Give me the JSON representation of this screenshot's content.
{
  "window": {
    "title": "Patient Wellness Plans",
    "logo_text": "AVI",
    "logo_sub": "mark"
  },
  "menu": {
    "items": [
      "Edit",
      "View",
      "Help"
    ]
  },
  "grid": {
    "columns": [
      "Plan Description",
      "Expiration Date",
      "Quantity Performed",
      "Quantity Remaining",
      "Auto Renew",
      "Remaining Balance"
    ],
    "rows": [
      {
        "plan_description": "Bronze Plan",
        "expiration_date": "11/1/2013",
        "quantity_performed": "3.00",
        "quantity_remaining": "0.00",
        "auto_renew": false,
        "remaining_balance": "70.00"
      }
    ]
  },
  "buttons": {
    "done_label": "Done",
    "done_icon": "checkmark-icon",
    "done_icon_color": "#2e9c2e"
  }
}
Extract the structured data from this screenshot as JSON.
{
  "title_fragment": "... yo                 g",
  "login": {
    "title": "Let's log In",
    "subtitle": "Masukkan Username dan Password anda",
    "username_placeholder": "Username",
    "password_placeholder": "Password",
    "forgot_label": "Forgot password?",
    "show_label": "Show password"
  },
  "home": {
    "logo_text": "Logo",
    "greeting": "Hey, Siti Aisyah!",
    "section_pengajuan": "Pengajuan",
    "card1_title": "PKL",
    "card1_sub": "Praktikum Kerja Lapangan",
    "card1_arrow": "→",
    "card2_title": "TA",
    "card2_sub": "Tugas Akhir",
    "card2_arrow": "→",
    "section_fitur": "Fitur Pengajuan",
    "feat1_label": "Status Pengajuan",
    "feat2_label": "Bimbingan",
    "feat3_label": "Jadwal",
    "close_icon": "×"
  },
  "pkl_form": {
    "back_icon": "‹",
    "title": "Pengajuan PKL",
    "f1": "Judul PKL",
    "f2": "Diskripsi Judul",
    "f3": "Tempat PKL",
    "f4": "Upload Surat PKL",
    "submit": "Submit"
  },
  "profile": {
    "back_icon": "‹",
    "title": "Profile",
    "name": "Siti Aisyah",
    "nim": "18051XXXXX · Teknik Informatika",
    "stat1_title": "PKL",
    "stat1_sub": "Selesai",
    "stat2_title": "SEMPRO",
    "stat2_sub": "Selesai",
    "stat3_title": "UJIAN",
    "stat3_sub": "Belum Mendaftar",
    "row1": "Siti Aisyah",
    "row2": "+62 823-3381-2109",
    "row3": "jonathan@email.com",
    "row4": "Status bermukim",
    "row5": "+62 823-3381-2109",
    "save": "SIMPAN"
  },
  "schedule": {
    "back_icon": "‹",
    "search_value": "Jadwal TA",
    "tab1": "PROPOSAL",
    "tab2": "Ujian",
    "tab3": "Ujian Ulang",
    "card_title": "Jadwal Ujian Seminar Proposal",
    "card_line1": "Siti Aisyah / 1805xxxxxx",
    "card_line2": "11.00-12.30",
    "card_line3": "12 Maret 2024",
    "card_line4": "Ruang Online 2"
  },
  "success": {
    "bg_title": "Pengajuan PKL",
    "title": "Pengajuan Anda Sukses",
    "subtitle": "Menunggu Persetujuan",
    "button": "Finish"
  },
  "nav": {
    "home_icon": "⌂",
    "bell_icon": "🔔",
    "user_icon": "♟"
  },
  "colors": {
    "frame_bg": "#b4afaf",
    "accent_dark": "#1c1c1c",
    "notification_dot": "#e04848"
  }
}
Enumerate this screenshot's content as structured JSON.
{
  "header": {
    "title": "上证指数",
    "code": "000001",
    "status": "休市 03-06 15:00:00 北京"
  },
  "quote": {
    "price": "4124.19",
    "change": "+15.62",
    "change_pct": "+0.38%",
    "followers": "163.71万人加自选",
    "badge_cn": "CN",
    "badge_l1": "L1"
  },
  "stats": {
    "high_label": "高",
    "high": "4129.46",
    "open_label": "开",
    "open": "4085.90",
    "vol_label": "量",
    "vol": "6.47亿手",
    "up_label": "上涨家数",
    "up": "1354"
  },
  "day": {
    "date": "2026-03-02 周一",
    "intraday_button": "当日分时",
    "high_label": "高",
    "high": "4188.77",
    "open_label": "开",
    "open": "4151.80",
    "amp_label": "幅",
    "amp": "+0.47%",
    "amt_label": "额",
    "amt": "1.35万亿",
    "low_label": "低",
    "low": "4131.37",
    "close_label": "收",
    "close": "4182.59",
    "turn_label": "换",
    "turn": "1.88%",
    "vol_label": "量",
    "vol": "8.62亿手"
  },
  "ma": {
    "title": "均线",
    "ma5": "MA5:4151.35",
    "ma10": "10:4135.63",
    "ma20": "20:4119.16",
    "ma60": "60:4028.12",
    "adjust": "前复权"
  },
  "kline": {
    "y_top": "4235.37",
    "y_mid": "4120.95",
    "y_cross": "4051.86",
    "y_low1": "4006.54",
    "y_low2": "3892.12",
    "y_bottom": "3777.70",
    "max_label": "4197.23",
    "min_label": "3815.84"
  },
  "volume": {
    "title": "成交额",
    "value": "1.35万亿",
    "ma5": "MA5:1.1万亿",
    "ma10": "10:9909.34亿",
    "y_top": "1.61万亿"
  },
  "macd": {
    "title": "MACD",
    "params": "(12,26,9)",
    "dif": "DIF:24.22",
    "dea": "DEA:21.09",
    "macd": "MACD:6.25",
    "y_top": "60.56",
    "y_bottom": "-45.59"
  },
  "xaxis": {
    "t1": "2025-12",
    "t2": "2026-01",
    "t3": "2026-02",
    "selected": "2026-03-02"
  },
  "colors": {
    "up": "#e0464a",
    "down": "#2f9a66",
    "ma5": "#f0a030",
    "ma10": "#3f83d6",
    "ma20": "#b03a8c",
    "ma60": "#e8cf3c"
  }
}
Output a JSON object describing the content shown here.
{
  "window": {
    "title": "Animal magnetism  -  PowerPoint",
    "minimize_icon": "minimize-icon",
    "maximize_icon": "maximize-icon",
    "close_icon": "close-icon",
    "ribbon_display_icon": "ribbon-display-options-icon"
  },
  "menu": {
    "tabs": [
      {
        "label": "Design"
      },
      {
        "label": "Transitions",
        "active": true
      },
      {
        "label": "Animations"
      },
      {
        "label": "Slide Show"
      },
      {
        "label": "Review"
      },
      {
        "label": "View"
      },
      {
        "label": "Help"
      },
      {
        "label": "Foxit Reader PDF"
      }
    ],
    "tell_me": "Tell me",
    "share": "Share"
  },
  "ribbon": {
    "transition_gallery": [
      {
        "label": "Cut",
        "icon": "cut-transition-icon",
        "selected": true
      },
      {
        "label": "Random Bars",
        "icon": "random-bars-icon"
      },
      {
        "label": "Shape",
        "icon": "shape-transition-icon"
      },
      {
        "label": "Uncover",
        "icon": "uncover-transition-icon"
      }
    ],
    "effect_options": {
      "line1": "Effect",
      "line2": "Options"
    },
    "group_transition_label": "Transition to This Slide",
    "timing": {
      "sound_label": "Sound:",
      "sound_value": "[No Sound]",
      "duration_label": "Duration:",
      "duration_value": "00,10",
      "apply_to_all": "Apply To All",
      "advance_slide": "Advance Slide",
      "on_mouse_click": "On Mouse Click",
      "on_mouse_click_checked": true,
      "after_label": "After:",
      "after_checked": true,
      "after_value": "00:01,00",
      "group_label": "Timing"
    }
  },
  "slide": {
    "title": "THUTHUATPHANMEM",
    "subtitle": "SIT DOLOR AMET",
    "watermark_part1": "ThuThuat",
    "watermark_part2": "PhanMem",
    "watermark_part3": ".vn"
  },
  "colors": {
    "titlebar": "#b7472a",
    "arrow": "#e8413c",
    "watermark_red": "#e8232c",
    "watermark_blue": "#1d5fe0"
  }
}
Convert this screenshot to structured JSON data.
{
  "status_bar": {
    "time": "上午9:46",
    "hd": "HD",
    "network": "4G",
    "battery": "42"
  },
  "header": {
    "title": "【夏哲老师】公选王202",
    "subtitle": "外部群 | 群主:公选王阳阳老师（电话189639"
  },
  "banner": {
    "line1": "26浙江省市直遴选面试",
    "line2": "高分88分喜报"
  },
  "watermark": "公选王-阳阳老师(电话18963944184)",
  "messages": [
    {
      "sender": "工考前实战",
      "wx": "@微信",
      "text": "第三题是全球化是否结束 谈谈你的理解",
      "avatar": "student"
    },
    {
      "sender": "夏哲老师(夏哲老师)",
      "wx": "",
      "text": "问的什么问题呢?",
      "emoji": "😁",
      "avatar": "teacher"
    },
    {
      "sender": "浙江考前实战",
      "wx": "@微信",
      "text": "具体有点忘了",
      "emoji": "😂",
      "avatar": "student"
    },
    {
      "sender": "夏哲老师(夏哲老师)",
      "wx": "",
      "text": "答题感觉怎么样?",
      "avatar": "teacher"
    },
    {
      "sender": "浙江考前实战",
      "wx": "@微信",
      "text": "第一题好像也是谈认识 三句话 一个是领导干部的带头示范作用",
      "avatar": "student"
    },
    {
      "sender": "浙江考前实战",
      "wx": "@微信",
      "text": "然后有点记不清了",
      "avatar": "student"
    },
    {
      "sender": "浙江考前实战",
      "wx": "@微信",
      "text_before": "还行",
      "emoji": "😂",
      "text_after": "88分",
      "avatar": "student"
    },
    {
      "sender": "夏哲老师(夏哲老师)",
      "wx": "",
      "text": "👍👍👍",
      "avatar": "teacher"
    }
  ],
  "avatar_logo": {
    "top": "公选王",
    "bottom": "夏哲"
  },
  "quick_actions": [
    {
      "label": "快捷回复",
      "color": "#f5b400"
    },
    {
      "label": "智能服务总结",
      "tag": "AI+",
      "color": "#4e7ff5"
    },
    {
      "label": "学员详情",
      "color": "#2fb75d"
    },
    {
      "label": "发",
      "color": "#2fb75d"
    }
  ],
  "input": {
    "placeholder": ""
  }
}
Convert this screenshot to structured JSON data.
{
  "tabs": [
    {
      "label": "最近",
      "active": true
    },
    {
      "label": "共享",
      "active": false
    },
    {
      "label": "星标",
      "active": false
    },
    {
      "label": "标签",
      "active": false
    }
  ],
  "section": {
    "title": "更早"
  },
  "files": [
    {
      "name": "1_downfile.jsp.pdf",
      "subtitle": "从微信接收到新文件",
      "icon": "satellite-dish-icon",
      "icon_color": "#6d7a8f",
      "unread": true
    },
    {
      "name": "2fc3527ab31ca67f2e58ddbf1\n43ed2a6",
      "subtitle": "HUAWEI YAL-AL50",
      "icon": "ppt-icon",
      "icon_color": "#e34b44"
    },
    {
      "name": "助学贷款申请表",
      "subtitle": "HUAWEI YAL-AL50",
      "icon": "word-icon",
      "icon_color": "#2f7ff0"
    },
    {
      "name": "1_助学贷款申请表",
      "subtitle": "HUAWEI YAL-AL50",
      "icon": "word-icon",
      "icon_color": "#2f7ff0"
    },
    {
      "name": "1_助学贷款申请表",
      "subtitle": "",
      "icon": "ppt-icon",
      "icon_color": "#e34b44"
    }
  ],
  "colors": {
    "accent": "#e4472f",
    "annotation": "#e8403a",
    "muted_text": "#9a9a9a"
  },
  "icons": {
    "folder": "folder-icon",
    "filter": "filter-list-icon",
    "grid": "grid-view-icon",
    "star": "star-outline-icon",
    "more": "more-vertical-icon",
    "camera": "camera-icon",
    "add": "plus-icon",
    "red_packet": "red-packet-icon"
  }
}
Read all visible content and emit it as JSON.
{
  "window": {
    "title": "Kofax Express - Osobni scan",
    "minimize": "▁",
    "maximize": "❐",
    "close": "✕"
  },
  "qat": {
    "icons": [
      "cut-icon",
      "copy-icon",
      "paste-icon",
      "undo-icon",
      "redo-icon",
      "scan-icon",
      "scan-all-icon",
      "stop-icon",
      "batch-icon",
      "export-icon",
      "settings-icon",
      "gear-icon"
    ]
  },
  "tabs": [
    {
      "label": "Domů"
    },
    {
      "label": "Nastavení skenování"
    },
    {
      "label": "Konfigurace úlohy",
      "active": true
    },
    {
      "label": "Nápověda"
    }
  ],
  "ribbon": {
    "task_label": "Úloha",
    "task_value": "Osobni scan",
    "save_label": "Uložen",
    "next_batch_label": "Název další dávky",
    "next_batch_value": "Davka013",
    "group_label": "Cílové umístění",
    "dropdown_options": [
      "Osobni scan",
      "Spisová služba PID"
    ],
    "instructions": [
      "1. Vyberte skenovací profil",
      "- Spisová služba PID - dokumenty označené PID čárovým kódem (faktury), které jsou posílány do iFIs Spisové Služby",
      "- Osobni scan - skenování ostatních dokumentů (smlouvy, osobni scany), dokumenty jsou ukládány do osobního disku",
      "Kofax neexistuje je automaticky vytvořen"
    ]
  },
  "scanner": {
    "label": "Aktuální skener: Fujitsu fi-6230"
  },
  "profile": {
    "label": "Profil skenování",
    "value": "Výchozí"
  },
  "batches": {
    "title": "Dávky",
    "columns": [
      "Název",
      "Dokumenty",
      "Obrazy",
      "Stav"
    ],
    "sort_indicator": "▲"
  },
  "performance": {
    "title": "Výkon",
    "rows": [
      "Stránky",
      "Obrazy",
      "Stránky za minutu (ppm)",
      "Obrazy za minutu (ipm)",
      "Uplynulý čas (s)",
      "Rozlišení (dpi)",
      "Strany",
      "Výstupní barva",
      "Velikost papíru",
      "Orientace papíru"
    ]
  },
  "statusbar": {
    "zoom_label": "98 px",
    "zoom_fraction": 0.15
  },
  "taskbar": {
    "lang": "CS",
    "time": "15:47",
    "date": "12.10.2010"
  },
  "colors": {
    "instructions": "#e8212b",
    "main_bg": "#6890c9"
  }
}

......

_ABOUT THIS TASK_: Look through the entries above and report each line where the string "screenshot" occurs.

_EXERCISE RESULT_:
Give me the JSON representation of this screenshot's content.
Extract the structured data from this screenshot as JSON.
Enumerate this screenshot's content as structured JSON.
Convert this screenshot to structured JSON data.
Convert this screenshot to structured JSON data.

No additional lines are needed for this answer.